Repeat the listing below in full, keeping each word as given.

### Data for review
-- Opening Marker --

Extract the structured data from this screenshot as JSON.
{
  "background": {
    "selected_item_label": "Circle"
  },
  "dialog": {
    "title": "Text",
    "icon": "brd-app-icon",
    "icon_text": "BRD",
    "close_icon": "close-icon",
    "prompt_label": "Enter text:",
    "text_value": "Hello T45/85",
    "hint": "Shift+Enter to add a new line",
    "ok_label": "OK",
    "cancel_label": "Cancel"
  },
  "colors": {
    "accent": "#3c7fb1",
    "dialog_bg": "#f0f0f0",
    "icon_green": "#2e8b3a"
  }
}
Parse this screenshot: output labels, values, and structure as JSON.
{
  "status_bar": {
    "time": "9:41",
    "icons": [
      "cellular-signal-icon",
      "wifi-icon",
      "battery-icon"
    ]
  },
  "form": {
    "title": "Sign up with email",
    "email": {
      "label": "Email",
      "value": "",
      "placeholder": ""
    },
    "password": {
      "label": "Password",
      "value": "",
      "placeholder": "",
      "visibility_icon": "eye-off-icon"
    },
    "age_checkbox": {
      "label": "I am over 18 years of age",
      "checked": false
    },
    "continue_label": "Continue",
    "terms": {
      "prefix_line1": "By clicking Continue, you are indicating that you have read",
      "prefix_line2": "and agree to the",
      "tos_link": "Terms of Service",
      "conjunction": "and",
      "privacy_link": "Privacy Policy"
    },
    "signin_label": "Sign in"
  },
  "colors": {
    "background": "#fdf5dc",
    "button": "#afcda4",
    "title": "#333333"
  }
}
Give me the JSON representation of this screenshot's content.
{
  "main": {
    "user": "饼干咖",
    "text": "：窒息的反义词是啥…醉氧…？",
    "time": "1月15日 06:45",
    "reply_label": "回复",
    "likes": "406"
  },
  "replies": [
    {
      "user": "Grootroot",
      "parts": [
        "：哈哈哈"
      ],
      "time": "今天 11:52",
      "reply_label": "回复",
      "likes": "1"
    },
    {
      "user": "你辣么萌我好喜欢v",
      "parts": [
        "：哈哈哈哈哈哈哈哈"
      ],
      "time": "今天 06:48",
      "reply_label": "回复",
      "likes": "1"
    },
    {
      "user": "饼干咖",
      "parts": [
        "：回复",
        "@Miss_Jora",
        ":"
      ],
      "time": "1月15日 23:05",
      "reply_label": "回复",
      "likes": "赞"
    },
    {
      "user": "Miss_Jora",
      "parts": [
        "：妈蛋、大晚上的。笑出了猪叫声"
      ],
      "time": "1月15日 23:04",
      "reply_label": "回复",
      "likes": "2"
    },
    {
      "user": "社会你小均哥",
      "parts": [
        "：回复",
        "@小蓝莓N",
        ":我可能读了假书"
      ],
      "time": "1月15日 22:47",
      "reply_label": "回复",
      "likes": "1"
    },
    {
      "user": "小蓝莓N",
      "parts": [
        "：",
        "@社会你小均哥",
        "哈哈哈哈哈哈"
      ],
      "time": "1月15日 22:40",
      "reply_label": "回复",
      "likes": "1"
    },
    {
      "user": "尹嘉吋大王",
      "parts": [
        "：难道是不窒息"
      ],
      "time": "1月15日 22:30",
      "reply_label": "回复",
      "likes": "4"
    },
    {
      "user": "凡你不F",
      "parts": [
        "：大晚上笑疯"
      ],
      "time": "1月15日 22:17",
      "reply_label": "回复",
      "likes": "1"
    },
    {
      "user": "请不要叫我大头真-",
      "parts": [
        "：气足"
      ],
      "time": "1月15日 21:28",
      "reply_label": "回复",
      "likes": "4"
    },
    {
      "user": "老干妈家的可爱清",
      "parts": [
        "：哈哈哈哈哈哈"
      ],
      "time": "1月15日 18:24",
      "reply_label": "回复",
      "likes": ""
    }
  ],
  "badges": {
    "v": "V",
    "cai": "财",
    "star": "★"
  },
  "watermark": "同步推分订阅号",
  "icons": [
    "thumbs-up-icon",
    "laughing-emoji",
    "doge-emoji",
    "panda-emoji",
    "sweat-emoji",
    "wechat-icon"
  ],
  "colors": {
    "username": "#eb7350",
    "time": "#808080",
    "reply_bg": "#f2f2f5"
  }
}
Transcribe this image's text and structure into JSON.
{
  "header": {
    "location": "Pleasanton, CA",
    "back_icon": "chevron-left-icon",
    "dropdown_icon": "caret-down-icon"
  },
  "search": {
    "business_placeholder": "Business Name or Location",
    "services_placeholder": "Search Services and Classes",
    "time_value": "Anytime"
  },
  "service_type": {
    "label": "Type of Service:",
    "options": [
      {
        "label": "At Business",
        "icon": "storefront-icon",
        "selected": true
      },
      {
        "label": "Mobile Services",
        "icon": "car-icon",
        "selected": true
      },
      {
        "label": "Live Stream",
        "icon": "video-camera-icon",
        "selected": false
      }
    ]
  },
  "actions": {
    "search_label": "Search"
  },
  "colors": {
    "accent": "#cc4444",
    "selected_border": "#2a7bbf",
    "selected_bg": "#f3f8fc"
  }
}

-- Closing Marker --

### Solved problem
Extract the structured data from this screenshot as JSON.
{
  "background": {
    "selected_item_label": "Circle"
  },
  "dialog": {
    "title": "Text",
    "icon": "brd-app-icon",
    "icon_text": "BRD",
    "close_icon": "close-icon",
    "prompt_label": "Enter text:",
    "text_value": "Hello T45/85",
    "hint": "Shift+Enter to add a new line",
    "ok_label": "OK",
    "cancel_label": "Cancel"
  },
  "colors": {
    "accent": "#3c7fb1",
    "dialog_bg": "#f0f0f0",
    "icon_green": "#2e8b3a"
  }
}
Parse this screenshot: output labels, values, and structure as JSON.
{
  "status_bar": {
    "time": "9:41",
    "icons": [
      "cellular-signal-icon",
      "wifi-icon",
      "battery-icon"
    ]
  },
  "form": {
    "title": "Sign up with email",
    "email": {
      "label": "Email",
      "value": "",
      "placeholder": ""
    },
    "password": {
      "label": "Password",
      "value": "",
      "placeholder": "",
      "visibility_icon": "eye-off-icon"
    },
    "age_checkbox": {
      "label": "I am over 18 years of age",
      "checked": false
    },
    "continue_label": "Continue",
    "terms": {
      "prefix_line1": "By clicking Continue, you are indicating that you have read",
      "prefix_line2": "and agree to the",
      "tos_link": "Terms of Service",
      "conjunction": "and",
      "privacy_link": "Privacy Policy"
    },
    "signin_label": "Sign in"
  },
  "colors": {
    "background": "#fdf5dc",
    "button": "#afcda4",
    "title": "#333333"
  }
}
Give me the JSON representation of this screenshot's content.
{
  "main": {
    "user": "饼干咖",
    "text": "：窒息的反义词是啥…醉氧…？",
    "time": "1月15日 06:45",
    "reply_label": "回复",
    "likes": "406"
  },
  "replies": [
    {
      "user": "Grootroot",
      "parts": [
        "：哈哈哈"
      ],
      "time": "今天 11:52",
      "reply_label": "回复",
      "likes": "1"
    },
    {
      "user": "你辣么萌我好喜欢v",
      "parts": [
        "：哈哈哈哈哈哈哈哈"
      ],
      "time": "今天 06:48",
      "reply_label": "回复",
      "likes": "1"
    },
    {
      "user": "饼干咖",
      "parts": [
        "：回复",
        "@Miss_Jora",
        ":"
      ],
      "time": "1月15日 23:05",
      "reply_label": "回复",
      "likes": "赞"
    },
    {
      "user": "Miss_Jora",
      "parts": [
        "：妈蛋、大晚上的。笑出了猪叫声"
      ],
      "time": "1月15日 23:04",
      "reply_label": "回复",
      "likes": "2"
    },
    {
      "user": "社会你小均哥",
      "parts": [
        "：回复",
        "@小蓝莓N",
        ":我可能读了假书"
      ],
      "time": "1月15日 22:47",
      "reply_label": "回复",
      "likes": "1"
    },
    {
      "user": "小蓝莓N",
      "parts": [
        "：",
        "@社会你小均哥",
        "哈哈哈哈哈哈"
      ],
      "time": "1月15日 22:40",
      "reply_label": "回复",
      "likes": "1"
    },
    {
      "user": "尹嘉吋大王",
      "parts": [
        "：难道是不窒息"
      ],
      "time": "1月15日 22:30",
      "reply_label": "回复",
      "likes": "4"
    },
    {
      "user": "凡你不F",
      "parts": [
        "：大晚上笑疯"
      ],
      "time": "1月15日 22:17",
      "reply_label": "回复",
      "likes": "1"
    },
    {
      "user": "请不要叫我大头真-",
      "parts": [
        "：气足"
      ],
      "time": "1月15日 21:28",
      "reply_label": "回复",
      "likes": "4"
    },
    {
      "user": "老干妈家的可爱清",
      "parts": [
        "：哈哈哈哈哈哈"
      ],
      "time": "1月15日 18:24",
      "reply_label": "回复",
      "likes": ""
    }
  ],
  "badges": {
    "v": "V",
    "cai": "财",
    "star": "★"
  },
  "watermark": "同步推分订阅号",
  "icons": [
    "thumbs-up-icon",
    "laughing-emoji",
    "doge-emoji",
    "panda-emoji",
    "sweat-emoji",
    "wechat-icon"
  ],
  "colors": {
    "username": "#eb7350",
    "time": "#808080",
    "reply_bg": "#f2f2f5"
  }
}
Transcribe this image's text and structure into JSON.
{
  "header": {
    "location": "Pleasanton, CA",
    "back_icon": "chevron-left-icon",
    "dropdown_icon": "caret-down-icon"
  },
  "search": {
    "business_placeholder": "Business Name or Location",
    "services_placeholder": "Search Services and Classes",
    "time_value": "Anytime"
  },
  "service_type": {
    "label": "Type of Service:",
    "options": [
      {
        "label": "At Business",
        "icon": "storefront-icon",
        "selected": true
      },
      {
        "label": "Mobile Services",
        "icon": "car-icon",
        "selected": true
      },
      {
        "label": "Live Stream",
        "icon": "video-camera-icon",
        "selected": false
      }
    ]
  },
  "actions": {
    "search_label": "Search"
  },
  "colors": {
    "accent": "#cc4444",
    "selected_border": "#2a7bbf",
    "selected_bg": "#f3f8fc"
  }
}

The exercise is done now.